- _Material shown_:
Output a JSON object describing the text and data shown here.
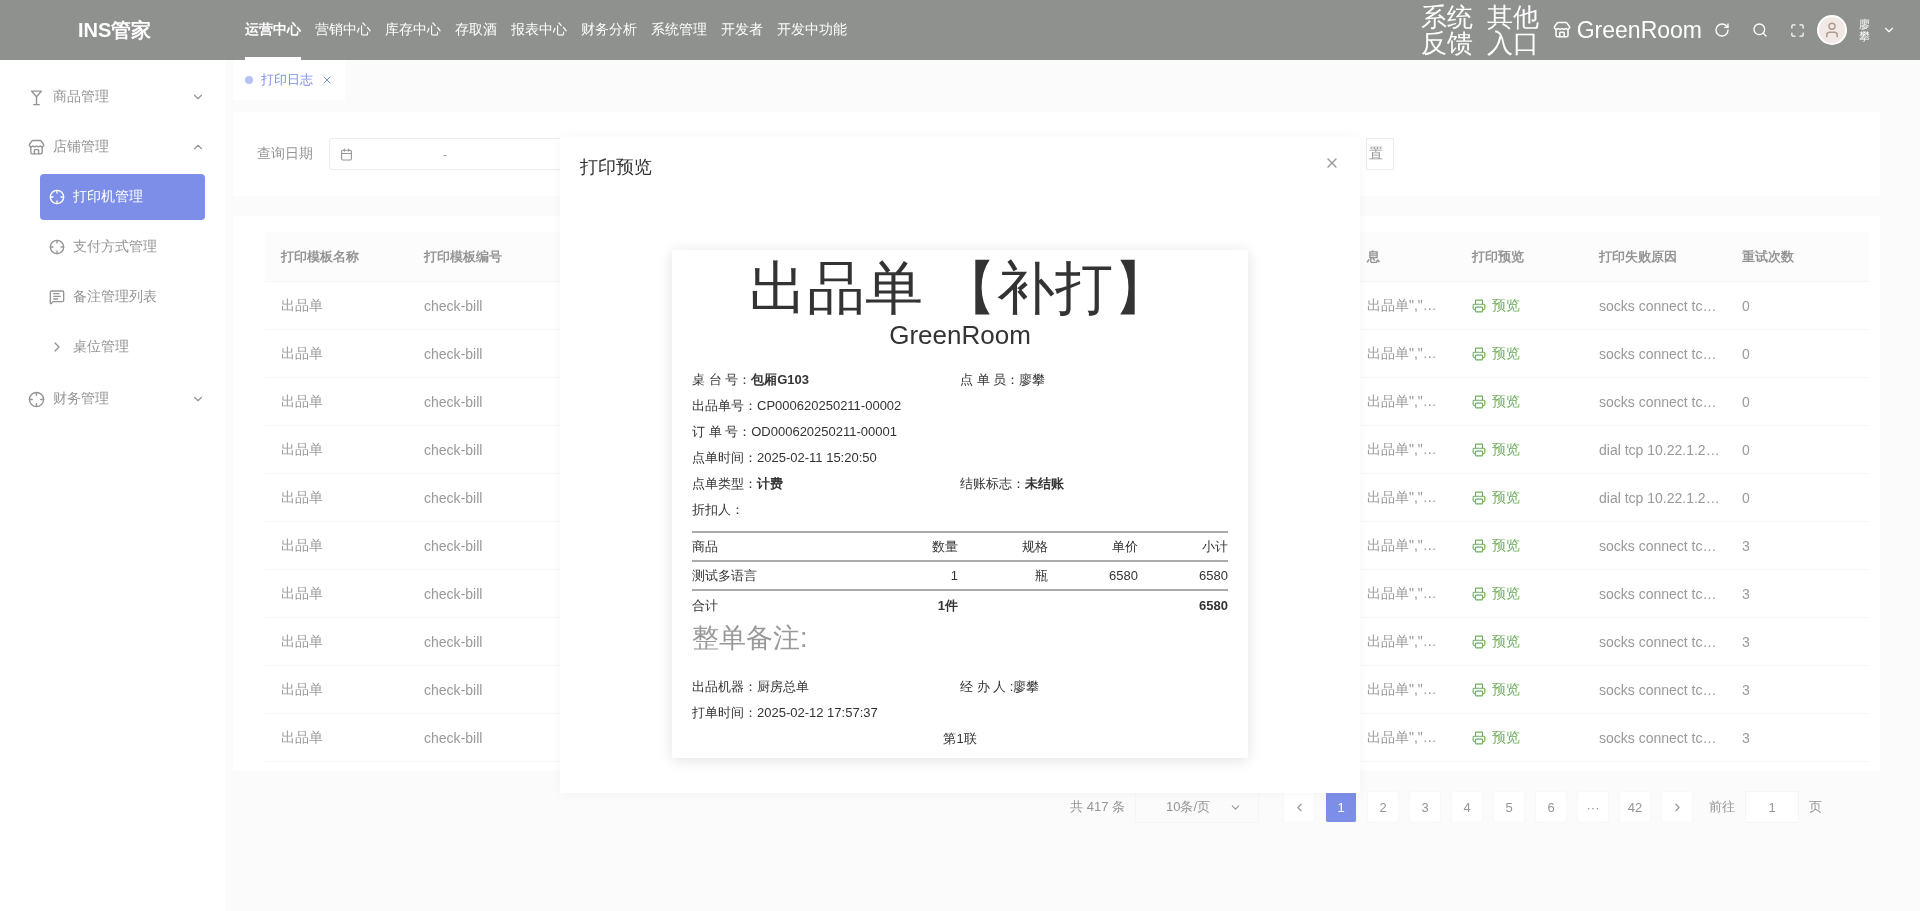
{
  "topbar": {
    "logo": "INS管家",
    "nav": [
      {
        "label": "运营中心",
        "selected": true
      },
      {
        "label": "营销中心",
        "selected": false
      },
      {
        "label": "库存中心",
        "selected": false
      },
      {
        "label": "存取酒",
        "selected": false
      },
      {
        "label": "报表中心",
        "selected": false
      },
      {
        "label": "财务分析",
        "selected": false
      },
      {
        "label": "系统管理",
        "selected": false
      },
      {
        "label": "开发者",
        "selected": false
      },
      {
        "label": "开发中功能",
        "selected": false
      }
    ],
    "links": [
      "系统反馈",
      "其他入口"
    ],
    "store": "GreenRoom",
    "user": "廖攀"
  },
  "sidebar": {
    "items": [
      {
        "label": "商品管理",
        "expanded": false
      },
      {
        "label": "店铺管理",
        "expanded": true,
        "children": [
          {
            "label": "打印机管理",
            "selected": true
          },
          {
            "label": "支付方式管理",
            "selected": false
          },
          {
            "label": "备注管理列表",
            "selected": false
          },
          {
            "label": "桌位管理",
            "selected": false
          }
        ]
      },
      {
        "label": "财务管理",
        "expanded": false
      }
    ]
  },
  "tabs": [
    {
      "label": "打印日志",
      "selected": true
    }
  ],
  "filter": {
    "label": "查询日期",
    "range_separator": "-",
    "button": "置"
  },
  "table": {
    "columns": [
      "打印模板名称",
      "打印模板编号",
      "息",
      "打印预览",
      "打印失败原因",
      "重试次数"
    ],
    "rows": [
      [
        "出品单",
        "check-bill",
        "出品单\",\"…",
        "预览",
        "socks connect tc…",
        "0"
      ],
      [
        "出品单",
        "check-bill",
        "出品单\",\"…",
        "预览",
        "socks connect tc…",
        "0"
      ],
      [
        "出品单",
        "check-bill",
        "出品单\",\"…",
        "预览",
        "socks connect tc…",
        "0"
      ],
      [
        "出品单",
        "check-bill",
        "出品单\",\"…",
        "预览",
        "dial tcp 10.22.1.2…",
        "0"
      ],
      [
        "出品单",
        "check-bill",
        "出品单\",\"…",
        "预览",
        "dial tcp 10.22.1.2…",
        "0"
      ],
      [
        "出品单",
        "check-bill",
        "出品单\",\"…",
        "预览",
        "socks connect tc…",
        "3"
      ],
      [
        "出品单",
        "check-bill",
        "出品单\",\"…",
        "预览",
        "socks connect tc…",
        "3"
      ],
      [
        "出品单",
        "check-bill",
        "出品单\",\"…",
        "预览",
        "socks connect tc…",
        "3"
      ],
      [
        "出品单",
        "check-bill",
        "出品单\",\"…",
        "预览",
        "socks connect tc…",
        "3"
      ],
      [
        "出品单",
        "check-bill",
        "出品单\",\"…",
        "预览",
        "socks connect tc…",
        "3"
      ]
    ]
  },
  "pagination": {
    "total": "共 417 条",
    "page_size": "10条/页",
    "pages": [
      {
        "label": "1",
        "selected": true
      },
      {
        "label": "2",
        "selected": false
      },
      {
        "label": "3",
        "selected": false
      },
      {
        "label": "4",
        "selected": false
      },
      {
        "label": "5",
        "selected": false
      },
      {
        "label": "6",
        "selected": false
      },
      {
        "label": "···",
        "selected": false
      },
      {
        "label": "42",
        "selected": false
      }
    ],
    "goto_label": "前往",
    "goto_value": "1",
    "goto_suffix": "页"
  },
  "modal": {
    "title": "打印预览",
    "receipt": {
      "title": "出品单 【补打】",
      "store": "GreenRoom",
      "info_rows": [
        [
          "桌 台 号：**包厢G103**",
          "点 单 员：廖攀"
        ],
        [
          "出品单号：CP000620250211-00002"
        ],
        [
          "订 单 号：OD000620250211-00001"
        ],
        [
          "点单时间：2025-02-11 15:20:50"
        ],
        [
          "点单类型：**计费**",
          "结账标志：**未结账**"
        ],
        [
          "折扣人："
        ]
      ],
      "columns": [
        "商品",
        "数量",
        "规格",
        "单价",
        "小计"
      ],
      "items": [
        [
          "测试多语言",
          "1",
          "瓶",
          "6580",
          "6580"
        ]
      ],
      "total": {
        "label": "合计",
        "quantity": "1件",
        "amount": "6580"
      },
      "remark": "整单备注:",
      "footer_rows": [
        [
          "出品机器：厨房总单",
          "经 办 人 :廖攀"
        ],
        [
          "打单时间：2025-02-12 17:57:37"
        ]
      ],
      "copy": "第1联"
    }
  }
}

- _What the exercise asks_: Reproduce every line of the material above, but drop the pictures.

- _Answer to the exercise_:
Output a JSON object describing the text and data shown here.
{
  "topbar": {
    "logo": "INS管家",
    "nav": [
      {
        "label": "运营中心",
        "selected": true
      },
      {
        "label": "营销中心",
        "selected": false
      },
      {
        "label": "库存中心",
        "selected": false
      },
      {
        "label": "存取酒",
        "selected": false
      },
      {
        "label": "报表中心",
        "selected": false
      },
      {
        "label": "财务分析",
        "selected": false
      },
      {
        "label": "系统管理",
        "selected": false
      },
      {
        "label": "开发者",
        "selected": false
      },
      {
        "label": "开发中功能",
        "selected": false
      }
    ],
    "links": [
      "系统反馈",
      "其他入口"
    ],
    "store": "GreenRoom",
    "user": "廖攀"
  },
  "sidebar": {
    "items": [
      {
        "label": "商品管理",
        "expanded": false
      },
      {
        "label": "店铺管理",
        "expanded": true,
        "children": [
          {
            "label": "打印机管理",
            "selected": true
          },
          {
            "label": "支付方式管理",
            "selected": false
          },
          {
            "label": "备注管理列表",
            "selected": false
          },
          {
            "label": "桌位管理",
            "selected": false
          }
        ]
      },
      {
        "label": "财务管理",
        "expanded": false
      }
    ]
  },
  "tabs": [
    {
      "label": "打印日志",
      "selected": true
    }
  ],
  "filter": {
    "label": "查询日期",
    "range_separator": "-",
    "button": "置"
  },
  "table": {
    "columns": [
      "打印模板名称",
      "打印模板编号",
      "息",
      "打印预览",
      "打印失败原因",
      "重试次数"
    ],
    "rows": [
      [
        "出品单",
        "check-bill",
        "出品单\",\"…",
        "预览",
        "socks connect tc…",
        "0"
      ],
      [
        "出品单",
        "check-bill",
        "出品单\",\"…",
        "预览",
        "socks connect tc…",
        "0"
      ],
      [
        "出品单",
        "check-bill",
        "出品单\",\"…",
        "预览",
        "socks connect tc…",
        "0"
      ],
      [
        "出品单",
        "check-bill",
        "出品单\",\"…",
        "预览",
        "dial tcp 10.22.1.2…",
        "0"
      ],
      [
        "出品单",
        "check-bill",
        "出品单\",\"…",
        "预览",
        "dial tcp 10.22.1.2…",
        "0"
      ],
      [
        "出品单",
        "check-bill",
        "出品单\",\"…",
        "预览",
        "socks connect tc…",
        "3"
      ],
      [
        "出品单",
        "check-bill",
        "出品单\",\"…",
        "预览",
        "socks connect tc…",
        "3"
      ],
      [
        "出品单",
        "check-bill",
        "出品单\",\"…",
        "预览",
        "socks connect tc…",
        "3"
      ],
      [
        "出品单",
        "check-bill",
        "出品单\",\"…",
        "预览",
        "socks connect tc…",
        "3"
      ],
      [
        "出品单",
        "check-bill",
        "出品单\",\"…",
        "预览",
        "socks connect tc…",
        "3"
      ]
    ]
  },
  "pagination": {
    "total": "共 417 条",
    "page_size": "10条/页",
    "pages": [
      {
        "label": "1",
        "selected": true
      },
      {
        "label": "2",
        "selected": false
      },
      {
        "label": "3",
        "selected": false
      },
      {
        "label": "4",
        "selected": false
      },
      {
        "label": "5",
        "selected": false
      },
      {
        "label": "6",
        "selected": false
      },
      {
        "label": "···",
        "selected": false
      },
      {
        "label": "42",
        "selected": false
      }
    ],
    "goto_label": "前往",
    "goto_value": "1",
    "goto_suffix": "页"
  },
  "modal": {
    "title": "打印预览",
    "receipt": {
      "title": "出品单 【补打】",
      "store": "GreenRoom",
      "info_rows": [
        [
          "桌 台 号：**包厢G103**",
          "点 单 员：廖攀"
        ],
        [
          "出品单号：CP000620250211-00002"
        ],
        [
          "订 单 号：OD000620250211-00001"
        ],
        [
          "点单时间：2025-02-11 15:20:50"
        ],
        [
          "点单类型：**计费**",
          "结账标志：**未结账**"
        ],
        [
          "折扣人："
        ]
      ],
      "columns": [
        "商品",
        "数量",
        "规格",
        "单价",
        "小计"
      ],
      "items": [
        [
          "测试多语言",
          "1",
          "瓶",
          "6580",
          "6580"
        ]
      ],
      "total": {
        "label": "合计",
        "quantity": "1件",
        "amount": "6580"
      },
      "remark": "整单备注:",
      "footer_rows": [
        [
          "出品机器：厨房总单",
          "经 办 人 :廖攀"
        ],
        [
          "打单时间：2025-02-12 17:57:37"
        ]
      ],
      "copy": "第1联"
    }
  }
}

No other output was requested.